◆ Data records:

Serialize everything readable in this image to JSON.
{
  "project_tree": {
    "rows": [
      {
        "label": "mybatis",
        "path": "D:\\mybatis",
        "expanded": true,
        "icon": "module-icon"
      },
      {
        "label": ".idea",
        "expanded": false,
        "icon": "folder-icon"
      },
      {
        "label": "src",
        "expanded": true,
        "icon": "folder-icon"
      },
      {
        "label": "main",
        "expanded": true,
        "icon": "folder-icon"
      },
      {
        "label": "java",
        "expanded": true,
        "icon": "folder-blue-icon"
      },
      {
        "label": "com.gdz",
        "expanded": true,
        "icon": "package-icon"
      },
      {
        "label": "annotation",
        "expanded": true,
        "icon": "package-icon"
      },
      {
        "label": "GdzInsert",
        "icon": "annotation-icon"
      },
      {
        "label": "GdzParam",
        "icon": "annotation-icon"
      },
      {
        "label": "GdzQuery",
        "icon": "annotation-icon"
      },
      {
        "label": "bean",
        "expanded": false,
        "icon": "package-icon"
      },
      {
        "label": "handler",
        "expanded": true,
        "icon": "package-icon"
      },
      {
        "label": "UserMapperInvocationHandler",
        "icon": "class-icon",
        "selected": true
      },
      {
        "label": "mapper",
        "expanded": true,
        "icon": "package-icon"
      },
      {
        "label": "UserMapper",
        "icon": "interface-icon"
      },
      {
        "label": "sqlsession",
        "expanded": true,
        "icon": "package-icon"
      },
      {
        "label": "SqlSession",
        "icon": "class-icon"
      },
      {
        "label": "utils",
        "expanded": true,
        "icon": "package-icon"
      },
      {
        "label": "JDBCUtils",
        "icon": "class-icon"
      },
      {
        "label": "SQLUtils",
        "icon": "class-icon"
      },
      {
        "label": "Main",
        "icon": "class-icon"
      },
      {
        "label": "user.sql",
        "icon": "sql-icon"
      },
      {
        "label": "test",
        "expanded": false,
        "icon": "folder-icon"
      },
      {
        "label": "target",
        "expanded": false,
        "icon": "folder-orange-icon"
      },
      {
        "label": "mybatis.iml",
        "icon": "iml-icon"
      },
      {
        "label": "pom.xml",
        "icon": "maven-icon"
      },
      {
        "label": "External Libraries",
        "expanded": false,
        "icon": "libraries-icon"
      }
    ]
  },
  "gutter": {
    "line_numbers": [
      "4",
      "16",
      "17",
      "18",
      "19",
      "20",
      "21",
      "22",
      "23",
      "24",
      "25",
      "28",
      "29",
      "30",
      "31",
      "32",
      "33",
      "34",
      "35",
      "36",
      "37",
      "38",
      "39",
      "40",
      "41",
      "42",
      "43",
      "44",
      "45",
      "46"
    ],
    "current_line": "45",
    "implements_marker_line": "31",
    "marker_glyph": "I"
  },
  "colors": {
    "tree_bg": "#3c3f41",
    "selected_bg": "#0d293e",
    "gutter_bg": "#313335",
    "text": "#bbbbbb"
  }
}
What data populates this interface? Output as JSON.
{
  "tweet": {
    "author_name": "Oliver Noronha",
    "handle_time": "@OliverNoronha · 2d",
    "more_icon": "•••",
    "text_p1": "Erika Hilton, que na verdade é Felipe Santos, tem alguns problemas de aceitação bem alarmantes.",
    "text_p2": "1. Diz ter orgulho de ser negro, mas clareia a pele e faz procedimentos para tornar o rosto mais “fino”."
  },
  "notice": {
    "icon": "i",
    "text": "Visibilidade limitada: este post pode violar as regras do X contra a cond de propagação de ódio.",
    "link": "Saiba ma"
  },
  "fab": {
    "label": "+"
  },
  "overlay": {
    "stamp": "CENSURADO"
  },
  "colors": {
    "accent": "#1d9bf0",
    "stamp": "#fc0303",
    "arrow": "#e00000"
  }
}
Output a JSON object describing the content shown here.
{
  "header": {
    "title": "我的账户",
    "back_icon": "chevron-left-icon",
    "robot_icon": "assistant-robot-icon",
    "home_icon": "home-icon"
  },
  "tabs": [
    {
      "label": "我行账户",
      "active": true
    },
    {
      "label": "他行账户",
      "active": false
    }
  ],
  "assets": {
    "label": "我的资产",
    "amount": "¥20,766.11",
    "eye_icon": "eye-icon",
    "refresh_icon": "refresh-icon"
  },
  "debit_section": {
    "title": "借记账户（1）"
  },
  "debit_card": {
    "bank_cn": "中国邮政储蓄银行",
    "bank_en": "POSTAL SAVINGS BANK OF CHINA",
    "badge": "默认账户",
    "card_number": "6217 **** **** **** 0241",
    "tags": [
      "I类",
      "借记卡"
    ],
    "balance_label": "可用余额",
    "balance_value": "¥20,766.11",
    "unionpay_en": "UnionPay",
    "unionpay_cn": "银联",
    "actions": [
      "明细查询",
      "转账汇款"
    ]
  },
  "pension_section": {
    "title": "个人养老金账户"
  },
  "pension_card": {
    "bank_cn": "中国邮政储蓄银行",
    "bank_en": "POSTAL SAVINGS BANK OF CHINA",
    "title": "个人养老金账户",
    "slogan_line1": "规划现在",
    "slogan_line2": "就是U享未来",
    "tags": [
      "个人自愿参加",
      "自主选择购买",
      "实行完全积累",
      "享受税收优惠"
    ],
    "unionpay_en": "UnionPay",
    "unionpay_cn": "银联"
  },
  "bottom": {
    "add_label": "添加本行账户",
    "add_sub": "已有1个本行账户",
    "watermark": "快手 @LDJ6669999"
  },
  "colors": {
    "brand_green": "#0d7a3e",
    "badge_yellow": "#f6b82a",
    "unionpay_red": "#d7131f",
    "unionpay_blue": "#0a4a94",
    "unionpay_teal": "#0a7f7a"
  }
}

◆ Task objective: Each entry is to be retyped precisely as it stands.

◆ Task response:
Serialize everything readable in this image to JSON.
{
  "project_tree": {
    "rows": [
      {
        "label": "mybatis",
        "path": "D:\\mybatis",
        "expanded": true,
        "icon": "module-icon"
      },
      {
        "label": ".idea",
        "expanded": false,
        "icon": "folder-icon"
      },
      {
        "label": "src",
        "expanded": true,
        "icon": "folder-icon"
      },
      {
        "label": "main",
        "expanded": true,
        "icon": "folder-icon"
      },
      {
        "label": "java",
        "expanded": true,
        "icon": "folder-blue-icon"
      },
      {
        "label": "com.gdz",
        "expanded": true,
        "icon": "package-icon"
      },
      {
        "label": "annotation",
        "expanded": true,
        "icon": "package-icon"
      },
      {
        "label": "GdzInsert",
        "icon": "annotation-icon"
      },
      {
        "label": "GdzParam",
        "icon": "annotation-icon"
      },
      {
        "label": "GdzQuery",
        "icon": "annotation-icon"
      },
      {
        "label": "bean",
        "expanded": false,
        "icon": "package-icon"
      },
      {
        "label": "handler",
        "expanded": true,
        "icon": "package-icon"
      },
      {
        "label": "UserMapperInvocationHandler",
        "icon": "class-icon",
        "selected": true
      },
      {
        "label": "mapper",
        "expanded": true,
        "icon": "package-icon"
      },
      {
        "label": "UserMapper",
        "icon": "interface-icon"
      },
      {
        "label": "sqlsession",
        "expanded": true,
        "icon": "package-icon"
      },
      {
        "label": "SqlSession",
        "icon": "class-icon"
      },
      {
        "label": "utils",
        "expanded": true,
        "icon": "package-icon"
      },
      {
        "label": "JDBCUtils",
        "icon": "class-icon"
      },
      {
        "label": "SQLUtils",
        "icon": "class-icon"
      },
      {
        "label": "Main",
        "icon": "class-icon"
      },
      {
        "label": "user.sql",
        "icon": "sql-icon"
      },
      {
        "label": "test",
        "expanded": false,
        "icon": "folder-icon"
      },
      {
        "label": "target",
        "expanded": false,
        "icon": "folder-orange-icon"
      },
      {
        "label": "mybatis.iml",
        "icon": "iml-icon"
      },
      {
        "label": "pom.xml",
        "icon": "maven-icon"
      },
      {
        "label": "External Libraries",
        "expanded": false,
        "icon": "libraries-icon"
      }
    ]
  },
  "gutter": {
    "line_numbers": [
      "4",
      "16",
      "17",
      "18",
      "19",
      "20",
      "21",
      "22",
      "23",
      "24",
      "25",
      "28",
      "29",
      "30",
      "31",
      "32",
      "33",
      "34",
      "35",
      "36",
      "37",
      "38",
      "39",
      "40",
      "41",
      "42",
      "43",
      "44",
      "45",
      "46"
    ],
    "current_line": "45",
    "implements_marker_line": "31",
    "marker_glyph": "I"
  },
  "colors": {
    "tree_bg": "#3c3f41",
    "selected_bg": "#0d293e",
    "gutter_bg": "#313335",
    "text": "#bbbbbb"
  }
}
What data populates this interface? Output as JSON.
{
  "tweet": {
    "author_name": "Oliver Noronha",
    "handle_time": "@OliverNoronha · 2d",
    "more_icon": "•••",
    "text_p1": "Erika Hilton, que na verdade é Felipe Santos, tem alguns problemas de aceitação bem alarmantes.",
    "text_p2": "1. Diz ter orgulho de ser negro, mas clareia a pele e faz procedimentos para tornar o rosto mais “fino”."
  },
  "notice": {
    "icon": "i",
    "text": "Visibilidade limitada: este post pode violar as regras do X contra a cond de propagação de ódio.",
    "link": "Saiba ma"
  },
  "fab": {
    "label": "+"
  },
  "overlay": {
    "stamp": "CENSURADO"
  },
  "colors": {
    "accent": "#1d9bf0",
    "stamp": "#fc0303",
    "arrow": "#e00000"
  }
}
Output a JSON object describing the content shown here.
{
  "header": {
    "title": "我的账户",
    "back_icon": "chevron-left-icon",
    "robot_icon": "assistant-robot-icon",
    "home_icon": "home-icon"
  },
  "tabs": [
    {
      "label": "我行账户",
      "active": true
    },
    {
      "label": "他行账户",
      "active": false
    }
  ],
  "assets": {
    "label": "我的资产",
    "amount": "¥20,766.11",
    "eye_icon": "eye-icon",
    "refresh_icon": "refresh-icon"
  },
  "debit_section": {
    "title": "借记账户（1）"
  },
  "debit_card": {
    "bank_cn": "中国邮政储蓄银行",
    "bank_en": "POSTAL SAVINGS BANK OF CHINA",
    "badge": "默认账户",
    "card_number": "6217 **** **** **** 0241",
    "tags": [
      "I类",
      "借记卡"
    ],
    "balance_label": "可用余额",
    "balance_value": "¥20,766.11",
    "unionpay_en": "UnionPay",
    "unionpay_cn": "银联",
    "actions": [
      "明细查询",
      "转账汇款"
    ]
  },
  "pension_section": {
    "title": "个人养老金账户"
  },
  "pension_card": {
    "bank_cn": "中国邮政储蓄银行",
    "bank_en": "POSTAL SAVINGS BANK OF CHINA",
    "title": "个人养老金账户",
    "slogan_line1": "规划现在",
    "slogan_line2": "就是U享未来",
    "tags": [
      "个人自愿参加",
      "自主选择购买",
      "实行完全积累",
      "享受税收优惠"
    ],
    "unionpay_en": "UnionPay",
    "unionpay_cn": "银联"
  },
  "bottom": {
    "add_label": "添加本行账户",
    "add_sub": "已有1个本行账户",
    "watermark": "快手 @LDJ6669999"
  },
  "colors": {
    "brand_green": "#0d7a3e",
    "badge_yellow": "#f6b82a",
    "unionpay_red": "#d7131f",
    "unionpay_blue": "#0a4a94",
    "unionpay_teal": "#0a7f7a"
  }
}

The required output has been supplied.